The normalisation or harmonization of data from complex organizations is an important phase of a benchmarking project. The figures will be adjusted according to various factors (e.g. service content, quantities, quality and complexity) are determined so that they can usefully be compared with the ratios of the peer group. When a "cost per piece" is compared, it is crucial that "a piece" is understood by all participant equally.
Operational Level Agreement (OLA)
An Operational Level Agreement (OLA) is an agreement that is usually taken within a company between different departments. For example, IT and telecommunications services are described in an OLA, with which a service level agreement (SLA) with respect to an external customer is hedged.

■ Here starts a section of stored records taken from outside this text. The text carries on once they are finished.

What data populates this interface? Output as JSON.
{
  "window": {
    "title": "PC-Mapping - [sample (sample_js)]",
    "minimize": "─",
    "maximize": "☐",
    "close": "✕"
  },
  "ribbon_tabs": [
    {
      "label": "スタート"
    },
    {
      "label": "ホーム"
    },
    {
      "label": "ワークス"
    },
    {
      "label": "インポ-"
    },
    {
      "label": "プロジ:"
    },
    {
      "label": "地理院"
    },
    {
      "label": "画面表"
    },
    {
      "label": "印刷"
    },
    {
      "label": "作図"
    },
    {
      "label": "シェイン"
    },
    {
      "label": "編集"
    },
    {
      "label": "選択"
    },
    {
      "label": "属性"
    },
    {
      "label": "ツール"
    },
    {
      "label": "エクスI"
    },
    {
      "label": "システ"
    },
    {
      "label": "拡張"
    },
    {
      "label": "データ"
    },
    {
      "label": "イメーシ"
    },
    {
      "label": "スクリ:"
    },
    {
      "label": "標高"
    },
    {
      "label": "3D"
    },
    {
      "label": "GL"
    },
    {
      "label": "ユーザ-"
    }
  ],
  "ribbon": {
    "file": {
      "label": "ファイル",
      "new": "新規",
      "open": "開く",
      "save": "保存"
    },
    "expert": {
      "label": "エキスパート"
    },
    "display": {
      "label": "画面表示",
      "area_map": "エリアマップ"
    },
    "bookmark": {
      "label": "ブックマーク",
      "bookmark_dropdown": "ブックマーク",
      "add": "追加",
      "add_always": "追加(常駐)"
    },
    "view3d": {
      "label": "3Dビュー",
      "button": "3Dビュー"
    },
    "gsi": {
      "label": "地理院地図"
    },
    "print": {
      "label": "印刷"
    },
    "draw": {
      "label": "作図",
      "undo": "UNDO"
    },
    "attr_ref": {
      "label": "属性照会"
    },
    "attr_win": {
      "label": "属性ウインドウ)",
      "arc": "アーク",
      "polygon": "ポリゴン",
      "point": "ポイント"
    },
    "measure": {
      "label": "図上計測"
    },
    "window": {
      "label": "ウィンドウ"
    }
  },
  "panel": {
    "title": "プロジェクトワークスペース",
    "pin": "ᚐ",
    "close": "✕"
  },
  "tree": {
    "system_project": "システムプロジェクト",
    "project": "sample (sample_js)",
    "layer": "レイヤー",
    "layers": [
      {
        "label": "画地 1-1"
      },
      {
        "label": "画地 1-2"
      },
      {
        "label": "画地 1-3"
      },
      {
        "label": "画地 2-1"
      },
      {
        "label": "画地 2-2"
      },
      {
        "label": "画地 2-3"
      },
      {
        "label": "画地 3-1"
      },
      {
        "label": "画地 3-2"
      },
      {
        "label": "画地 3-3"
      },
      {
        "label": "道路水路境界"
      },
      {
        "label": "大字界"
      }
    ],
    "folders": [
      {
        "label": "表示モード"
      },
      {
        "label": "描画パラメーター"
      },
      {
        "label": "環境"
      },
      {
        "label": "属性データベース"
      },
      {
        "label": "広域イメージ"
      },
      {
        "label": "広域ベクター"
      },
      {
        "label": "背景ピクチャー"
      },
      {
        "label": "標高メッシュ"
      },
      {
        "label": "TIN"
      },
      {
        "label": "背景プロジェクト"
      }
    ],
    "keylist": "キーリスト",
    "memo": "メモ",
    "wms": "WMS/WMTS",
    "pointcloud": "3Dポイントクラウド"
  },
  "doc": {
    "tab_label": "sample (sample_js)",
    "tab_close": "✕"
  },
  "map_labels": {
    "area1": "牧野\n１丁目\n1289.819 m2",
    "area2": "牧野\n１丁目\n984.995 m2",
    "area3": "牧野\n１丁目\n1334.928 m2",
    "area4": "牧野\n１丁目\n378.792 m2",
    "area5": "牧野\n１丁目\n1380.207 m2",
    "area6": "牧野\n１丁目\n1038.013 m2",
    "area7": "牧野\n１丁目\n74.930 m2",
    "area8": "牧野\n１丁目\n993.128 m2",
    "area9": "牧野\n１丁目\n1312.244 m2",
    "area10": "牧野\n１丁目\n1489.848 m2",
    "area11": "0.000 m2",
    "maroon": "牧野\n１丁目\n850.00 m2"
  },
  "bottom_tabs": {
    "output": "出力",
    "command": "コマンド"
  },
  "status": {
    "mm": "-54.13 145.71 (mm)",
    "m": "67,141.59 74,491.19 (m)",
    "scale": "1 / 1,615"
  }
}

Outsourcing refers to the transfer of parts of the value chain to an external supplier. The focus on the core business shall generally lower costs, increase flexibility and open access to the innovation of the service provider.
The data of the peer group (comparison group) provide the benchmark for a comparison project. The better the individual members of a peer group to match the structure of the client, the more the demand for a fair comparison is met. Deviations to the client’s data are mathematically compensated through normalisation.
Backsourcing describes the process of bringing previously outsourced activities back in-house (into the company).
The retained organization is a department within a company that is responsible for the management and control of one or more external (IT) suppliers. In general, a retained organisation is developed in the course of an outsourcing agreement. It consists of employees who do not change to the service provider, but remain in the company. For a fully equipped retained organization staff functions must be set up so as controlling, purchasing, billing, legal, communications and service management.
Return on Investment (ROI)
The term return on investment (ROI) has been colloquially established as a synonym for cost-benefit analysis - whether, when and to what degree an investment pays off (within the useful lifecycle). The calculation of ROI is not standardized.
Service Level Agreement (SLA)
In a service level agreement (SLA), the assured services of a provider are specified for the client. This includes for example the scope of a service, the response time of service desks or the time taken to resolve an incident. The standardised agreement to the quality of service which is accepted by both sides makes it easier to manage and control the service provisioning.
TCO (Total Cost of Ownership)
The Total Cost of Ownership (TCO) is a computational model for the collection of the entire cost of (IT) capital goods over the full life cycle. In addition to the acquisition costs, operating costs, user costs, and support costs must be considered, too. A unified formula for TCO calculation does not exist.